**WHAT THE TASK REQUIRES**: Search the records below for the string "Transit" and copy each line where it turns up.
★ ★ ★ ★
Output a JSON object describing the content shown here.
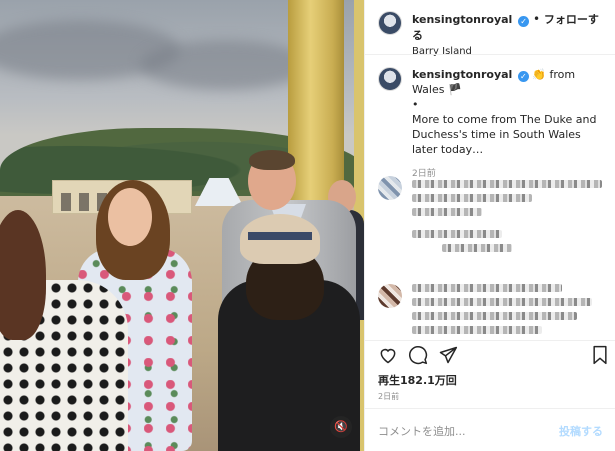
{
  "header": {
    "username": "kensingtonroyal",
    "separator": "•",
    "follow_label": "フォローする",
    "location": "Barry Island"
  },
  "caption": {
    "username": "kensingtonroyal",
    "headline": "👏 from Wales 🏴",
    "bullet": "•",
    "text": "More to come from The Duke and Duchess's time in South Wales later today…",
    "time": "2日前"
  },
  "stats": {
    "views": "再生182.1万回",
    "date": "2日前"
  },
  "comment_bar": {
    "placeholder": "コメントを追加...",
    "post_label": "投稿する"
  },
  "icons": {
    "verified": "verified-badge-icon",
    "like": "heart-icon",
    "comment": "comment-icon",
    "share": "paper-plane-icon",
    "save": "bookmark-icon",
    "mute": "speaker-muted-icon"
  },
  "colors": {
    "verified": "#3897f0",
    "post_button_disabled": "#b3dbff",
    "muted_text": "#8e8e8e"
  }
}
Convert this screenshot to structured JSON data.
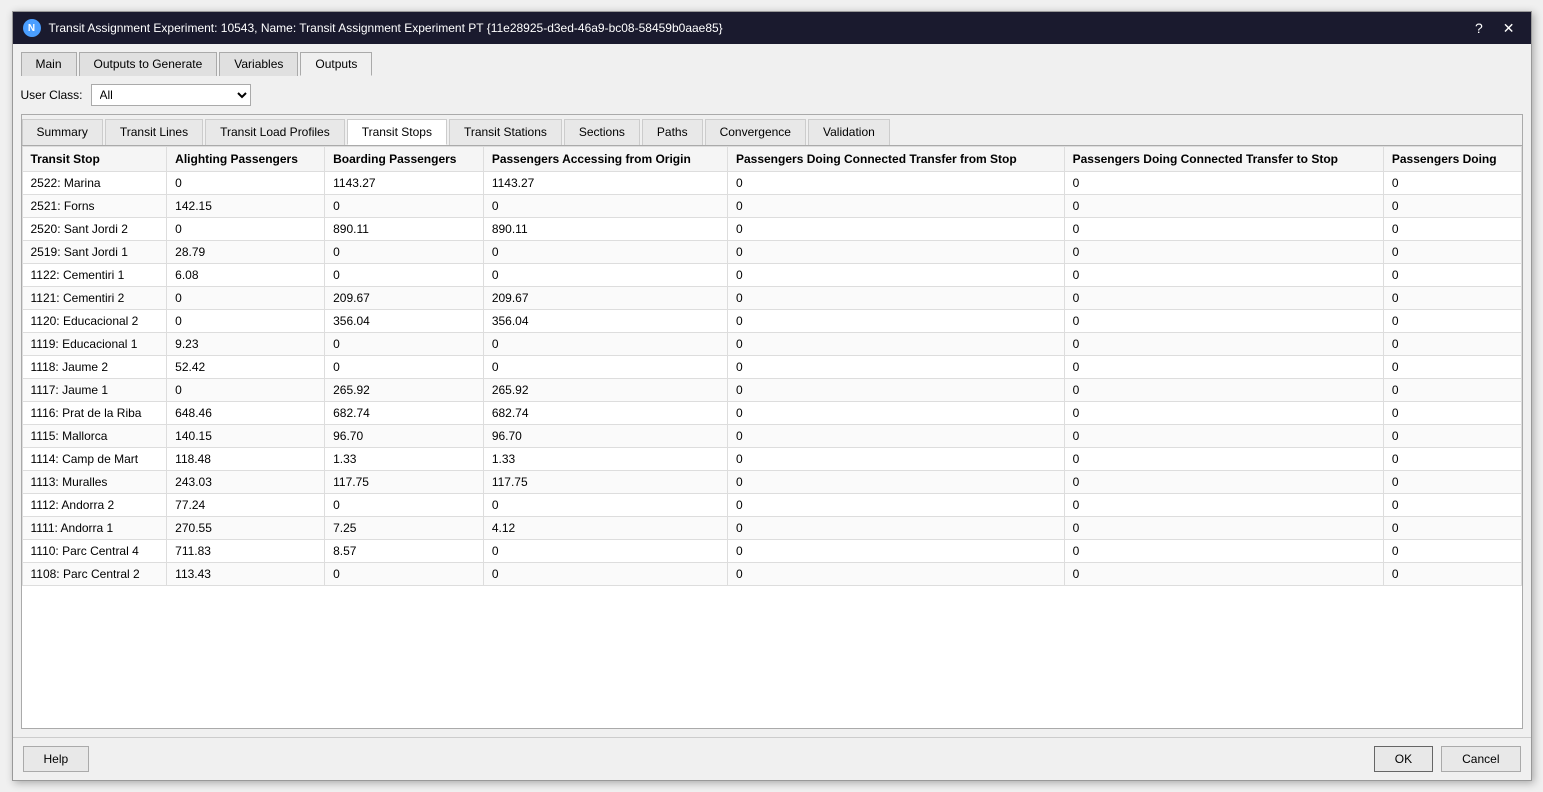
{
  "window": {
    "title": "Transit Assignment Experiment: 10543, Name: Transit Assignment Experiment PT  {11e28925-d3ed-46a9-bc08-58459b0aae85}",
    "icon_label": "N"
  },
  "top_tabs": [
    {
      "label": "Main",
      "active": false
    },
    {
      "label": "Outputs to Generate",
      "active": false
    },
    {
      "label": "Variables",
      "active": false
    },
    {
      "label": "Outputs",
      "active": true
    }
  ],
  "user_class": {
    "label": "User Class:",
    "value": "All",
    "options": [
      "All"
    ]
  },
  "sub_tabs": [
    {
      "label": "Summary",
      "active": false
    },
    {
      "label": "Transit Lines",
      "active": false
    },
    {
      "label": "Transit Load Profiles",
      "active": false
    },
    {
      "label": "Transit Stops",
      "active": true
    },
    {
      "label": "Transit Stations",
      "active": false
    },
    {
      "label": "Sections",
      "active": false
    },
    {
      "label": "Paths",
      "active": false
    },
    {
      "label": "Convergence",
      "active": false
    },
    {
      "label": "Validation",
      "active": false
    }
  ],
  "table": {
    "columns": [
      "Transit Stop",
      "Alighting Passengers",
      "Boarding Passengers",
      "Passengers Accessing from Origin",
      "Passengers Doing Connected Transfer from Stop",
      "Passengers Doing Connected Transfer to Stop",
      "Passengers Doing"
    ],
    "rows": [
      [
        "2522: Marina",
        "0",
        "1143.27",
        "1143.27",
        "0",
        "0",
        "0"
      ],
      [
        "2521: Forns",
        "142.15",
        "0",
        "0",
        "0",
        "0",
        "0"
      ],
      [
        "2520: Sant Jordi 2",
        "0",
        "890.11",
        "890.11",
        "0",
        "0",
        "0"
      ],
      [
        "2519: Sant Jordi 1",
        "28.79",
        "0",
        "0",
        "0",
        "0",
        "0"
      ],
      [
        "1122: Cementiri 1",
        "6.08",
        "0",
        "0",
        "0",
        "0",
        "0"
      ],
      [
        "1121: Cementiri 2",
        "0",
        "209.67",
        "209.67",
        "0",
        "0",
        "0"
      ],
      [
        "1120: Educacional 2",
        "0",
        "356.04",
        "356.04",
        "0",
        "0",
        "0"
      ],
      [
        "1119: Educacional 1",
        "9.23",
        "0",
        "0",
        "0",
        "0",
        "0"
      ],
      [
        "1118: Jaume 2",
        "52.42",
        "0",
        "0",
        "0",
        "0",
        "0"
      ],
      [
        "1117: Jaume 1",
        "0",
        "265.92",
        "265.92",
        "0",
        "0",
        "0"
      ],
      [
        "1116: Prat de la Riba",
        "648.46",
        "682.74",
        "682.74",
        "0",
        "0",
        "0"
      ],
      [
        "1115: Mallorca",
        "140.15",
        "96.70",
        "96.70",
        "0",
        "0",
        "0"
      ],
      [
        "1114: Camp de Mart",
        "118.48",
        "1.33",
        "1.33",
        "0",
        "0",
        "0"
      ],
      [
        "1113: Muralles",
        "243.03",
        "117.75",
        "117.75",
        "0",
        "0",
        "0"
      ],
      [
        "1112: Andorra 2",
        "77.24",
        "0",
        "0",
        "0",
        "0",
        "0"
      ],
      [
        "1111: Andorra 1",
        "270.55",
        "7.25",
        "4.12",
        "0",
        "0",
        "0"
      ],
      [
        "1110: Parc Central 4",
        "711.83",
        "8.57",
        "0",
        "0",
        "0",
        "0"
      ],
      [
        "1108: Parc Central 2",
        "113.43",
        "0",
        "0",
        "0",
        "0",
        "0"
      ]
    ]
  },
  "buttons": {
    "help": "Help",
    "ok": "OK",
    "cancel": "Cancel"
  },
  "title_bar_buttons": {
    "help": "?",
    "close": "✕"
  }
}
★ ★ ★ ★
**SOLUTION**:
    "title": "Transit Assignment Experiment: 10543, Name: Transit Assignment Experiment PT  {11e28925-d3ed-46a9-bc08-58459b0aae85}",
      "label": "Transit Lines",
      "label": "Transit Load Profiles",
      "label": "Transit Stops",
      "label": "Transit Stations",
      "Transit Stop",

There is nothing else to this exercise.